As well as ensuring the safety of passengers, patients and crew, our pilots must consider people and property in the vicinity while taking off and landing.

Those of you who have been near to an air ambulance when it lands or departs will know that it can generate quite a breeze. In Peggy’s case, the speed of the downwash generated can be around 60mph, but the actual speed encountered, depends on several factors, including the distance from the helicopter and position relative to it. The downwash is a product of the helicopter’s rotor disc acting like a large fan and forcing the air down as it generates the lift required to keep the helicopter in the air. However, all helicopter crews are very aware of the hazards that can be caused by downwash, particularly as the aircraft gets closer to the ground.

A tragic case in 2022, where a pedestrian was blown over by an emergency service helicopter approaching a hospital landing site, has heightened awareness of the dangers of downwash and after an investigation by the Air Accidents Investigation Branch, several safety recommendations were made to control or mitigate the inherent risks, when helicopters operate in the congested areas around hospitals. While many of the recommendations were aimed at hospital trusts, the aircraft operator also has a major role in keeping things as safe as possible.

Before transporting a patient to hospital, the helicopter needs to deliver the clinical crew to the incident and air ambulance pilots will always try to land as close as possible to the scene. While we can technically land anywhere when on an emergency call out, we are always cognisant of the potential damage to public property and dangers to the public themselves caused by the helicopter’s downwash.
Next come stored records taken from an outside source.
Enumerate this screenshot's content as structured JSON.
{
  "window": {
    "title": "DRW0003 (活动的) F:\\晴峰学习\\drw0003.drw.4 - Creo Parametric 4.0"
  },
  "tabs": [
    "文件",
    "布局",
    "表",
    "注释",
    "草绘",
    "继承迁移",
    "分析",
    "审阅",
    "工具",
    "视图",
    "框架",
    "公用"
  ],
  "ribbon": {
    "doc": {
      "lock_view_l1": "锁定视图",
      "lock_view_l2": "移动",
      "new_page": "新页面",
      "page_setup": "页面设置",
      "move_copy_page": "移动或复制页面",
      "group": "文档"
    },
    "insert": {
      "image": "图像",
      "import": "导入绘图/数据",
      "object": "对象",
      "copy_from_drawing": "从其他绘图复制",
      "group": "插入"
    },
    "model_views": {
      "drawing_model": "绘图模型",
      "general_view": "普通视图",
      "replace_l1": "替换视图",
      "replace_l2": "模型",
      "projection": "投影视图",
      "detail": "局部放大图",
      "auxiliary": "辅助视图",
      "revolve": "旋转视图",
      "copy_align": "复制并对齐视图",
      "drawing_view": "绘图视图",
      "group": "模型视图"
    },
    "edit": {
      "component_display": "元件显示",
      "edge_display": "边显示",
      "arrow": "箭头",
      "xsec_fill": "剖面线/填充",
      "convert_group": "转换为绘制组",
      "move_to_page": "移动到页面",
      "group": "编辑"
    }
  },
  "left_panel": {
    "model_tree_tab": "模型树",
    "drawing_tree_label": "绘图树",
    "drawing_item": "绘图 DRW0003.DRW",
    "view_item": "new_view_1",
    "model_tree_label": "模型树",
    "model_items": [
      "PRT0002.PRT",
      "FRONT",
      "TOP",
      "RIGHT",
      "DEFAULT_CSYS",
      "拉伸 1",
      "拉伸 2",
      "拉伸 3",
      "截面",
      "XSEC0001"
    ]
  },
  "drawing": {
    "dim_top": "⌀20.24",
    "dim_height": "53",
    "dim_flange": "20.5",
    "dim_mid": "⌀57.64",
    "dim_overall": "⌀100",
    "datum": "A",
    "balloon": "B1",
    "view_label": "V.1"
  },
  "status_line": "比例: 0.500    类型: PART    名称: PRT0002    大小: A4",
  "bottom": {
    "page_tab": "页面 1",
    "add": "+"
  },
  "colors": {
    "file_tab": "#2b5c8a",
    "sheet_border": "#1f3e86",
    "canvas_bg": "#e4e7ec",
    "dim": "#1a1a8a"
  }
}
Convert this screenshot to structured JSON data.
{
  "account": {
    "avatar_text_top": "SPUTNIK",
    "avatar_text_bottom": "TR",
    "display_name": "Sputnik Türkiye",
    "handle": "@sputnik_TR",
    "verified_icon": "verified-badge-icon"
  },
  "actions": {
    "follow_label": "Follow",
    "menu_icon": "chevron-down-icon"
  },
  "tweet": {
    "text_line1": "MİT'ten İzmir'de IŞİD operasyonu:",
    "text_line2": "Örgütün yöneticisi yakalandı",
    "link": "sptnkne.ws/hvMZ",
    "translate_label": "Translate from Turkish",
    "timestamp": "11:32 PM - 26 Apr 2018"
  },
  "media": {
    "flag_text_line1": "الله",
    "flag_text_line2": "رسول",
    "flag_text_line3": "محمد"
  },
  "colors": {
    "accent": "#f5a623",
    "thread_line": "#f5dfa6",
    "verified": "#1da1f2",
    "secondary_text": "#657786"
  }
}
Therefore, before landing, we carry out a recce of the intended landing site and check that it is big enough (30m square by day, and a 30m x 60m rectangle at night) and that there aren’t any hazards that would affect our landing.

In terms of property, we look for things such as trampolines, gazebos and loose fence panels; basically anything that could be blown around and we obviously look for people and animals that are too close. If anything is highlighted, then we can either modify our approach, or we simply look for another suitable landing site. On departure, we check again, ask onlookers to move back at least 30m from the helicopter and warn them of the downwash danger.

When approaching a hospital landing site, our checks are similar to those at an incident scene. However, at the majority of hospitals, the work of ensuring the helipad and surrounding area is safe is carried out before we get there by hospital porters assigned to the task; we try and give them about 15 minutes notice of our arrival, so that they have plenty of time to make the necessary preparations.

In addition to their standard roles within hospital, many porters receive additional training which supports the safe operation of helicopters in and out of the site. Their duties include securing any loose objects around the helipad and the control of vehicle and pedestrian traffic. Once all preparations have been made, they turn on the lights surrounding the helipad, which is a signal to the pilot that the hospital team is ready to receive us.

dorset and somerset air ambulance landed at bournemouth hospital

Staff at Bournemouth Hospital have a special traffic light system, which allows them to control the flow of nearby traffic and pedestrians during helicopter movements

A good example of a hospital looking to improve safety is Bournemouth Hospital where, over the winter, the helipad was closed for a couple of months. This was mainly due to the hospital staff not being able to control the traffic on an adjacent public road and so both vehicles and pedestrians were able to continue moving close to the helipad during helicopter movements. Having then gained agreement from the local council and police, the hospital installed a traffic light system which the porters are trained to operate, thus allowing the control of movement around the helipad. In February, DSAA undertook a trial landing with Peggy and the crew to test the new procedures and to spend time with the porters and hospital staff to discuss safety matters. The successful training exercise means that helicopter operations to the hospital have resumed, which is great news for all.